▸ INPUT FOR THIS TASK:
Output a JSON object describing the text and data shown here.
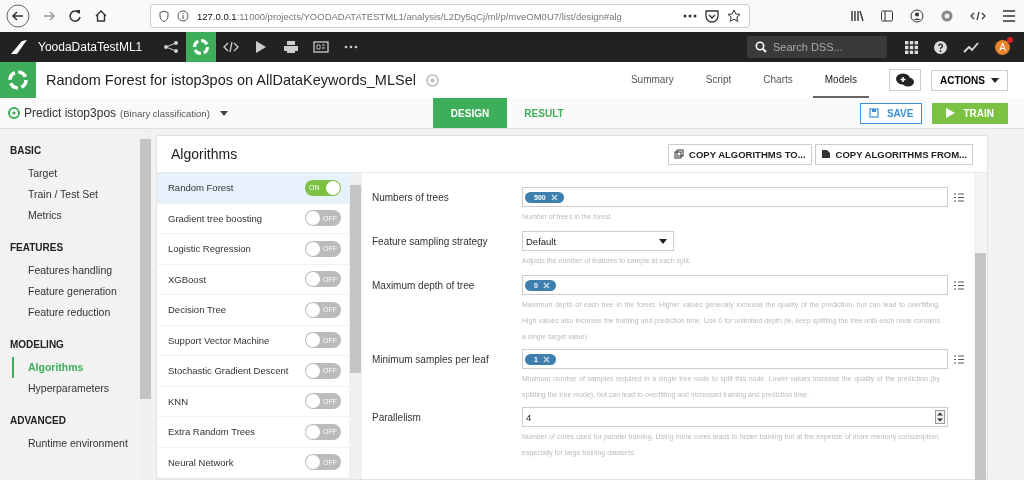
{
  "browser": {
    "url_host": "127.0.0.1",
    "url_rest": ":11000/projects/YOODADATATESTML1/analysis/L2Dy5qCj/ml/p/mveOM0U7/list/design#alg"
  },
  "nav": {
    "project": "YoodaDataTestML1",
    "search": {
      "placeholder": "Search DSS..."
    },
    "avatar": "A",
    "notification": true
  },
  "header": {
    "title": "Random Forest for istop3pos on AllDataKeywords_MLSel",
    "tabs": [
      {
        "label": "Summary",
        "selected": false
      },
      {
        "label": "Script",
        "selected": false
      },
      {
        "label": "Charts",
        "selected": false
      },
      {
        "label": "Models",
        "selected": true
      }
    ],
    "actions": "ACTIONS"
  },
  "subbar": {
    "task": "Predict istop3pos",
    "task_type": "(Binary classification)",
    "tabs": [
      {
        "label": "DESIGN",
        "selected": true
      },
      {
        "label": "RESULT",
        "selected": false
      }
    ],
    "save": "SAVE",
    "train": "TRAIN"
  },
  "sidebar": {
    "sections": [
      {
        "title": "BASIC",
        "items": [
          {
            "label": "Target",
            "selected": false
          },
          {
            "label": "Train / Test Set",
            "selected": false
          },
          {
            "label": "Metrics",
            "selected": false
          }
        ]
      },
      {
        "title": "FEATURES",
        "items": [
          {
            "label": "Features handling",
            "selected": false
          },
          {
            "label": "Feature generation",
            "selected": false
          },
          {
            "label": "Feature reduction",
            "selected": false
          }
        ]
      },
      {
        "title": "MODELING",
        "items": [
          {
            "label": "Algorithms",
            "selected": true
          },
          {
            "label": "Hyperparameters",
            "selected": false
          }
        ]
      },
      {
        "title": "ADVANCED",
        "items": [
          {
            "label": "Runtime environment",
            "selected": false
          }
        ]
      }
    ]
  },
  "panel": {
    "title": "Algorithms",
    "buttons": [
      "COPY ALGORITHMS TO...",
      "COPY ALGORITHMS FROM..."
    ],
    "algorithms": [
      {
        "name": "Random Forest",
        "selected": true,
        "on": true,
        "toggle": "ON"
      },
      {
        "name": "Gradient tree boosting",
        "selected": false,
        "on": false,
        "toggle": "OFF"
      },
      {
        "name": "Logistic Regression",
        "selected": false,
        "on": false,
        "toggle": "OFF"
      },
      {
        "name": "XGBoost",
        "selected": false,
        "on": false,
        "toggle": "OFF"
      },
      {
        "name": "Decision Tree",
        "selected": false,
        "on": false,
        "toggle": "OFF"
      },
      {
        "name": "Support Vector Machine",
        "selected": false,
        "on": false,
        "toggle": "OFF"
      },
      {
        "name": "Stochastic Gradient Descent",
        "selected": false,
        "on": false,
        "toggle": "OFF"
      },
      {
        "name": "KNN",
        "selected": false,
        "on": false,
        "toggle": "OFF"
      },
      {
        "name": "Extra Random Trees",
        "selected": false,
        "on": false,
        "toggle": "OFF"
      },
      {
        "name": "Neural Network",
        "selected": false,
        "on": false,
        "toggle": "OFF"
      }
    ],
    "params": [
      {
        "kind": "tags",
        "label": "Numbers of trees",
        "tags": [
          "500"
        ],
        "help": "Number of trees in the forest."
      },
      {
        "kind": "select",
        "label": "Feature sampling strategy",
        "value": "Default",
        "help": "Adjusts the number of features to sample at each split."
      },
      {
        "kind": "tags",
        "label": "Maximum depth of tree",
        "tags": [
          "0"
        ],
        "help": "Maximum depth of each tree in the forest. Higher values generally increase the quality of the prediction, but can lead to overfitting. High values also increase the training and prediction time. Use 0 for unlimited depth (ie, keep splitting the tree until each node contains a single target value)"
      },
      {
        "kind": "tags",
        "label": "Minimum samples per leaf",
        "tags": [
          "1"
        ],
        "help": "Minimum number of samples required in a single tree node to split this node. Lower values increase the quality of the prediction (by splitting the tree mode), but can lead to overfitting and increased training and prediction time."
      },
      {
        "kind": "number",
        "label": "Parallelism",
        "value": "4",
        "help": "Number of cores used for parallel training. Using more cores leads to faster training but at the expense of more memory consumption, especially for large training datasets."
      }
    ]
  }
}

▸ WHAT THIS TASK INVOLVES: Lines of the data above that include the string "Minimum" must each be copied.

▸ RESPONSE BOX:
        "label": "Minimum samples per leaf",
        "help": "Minimum number of samples required in a single tree node to split this node. Lower values increase the quality of the prediction (by splitting the tree mode), but can lead to overfitting and increased training and prediction time."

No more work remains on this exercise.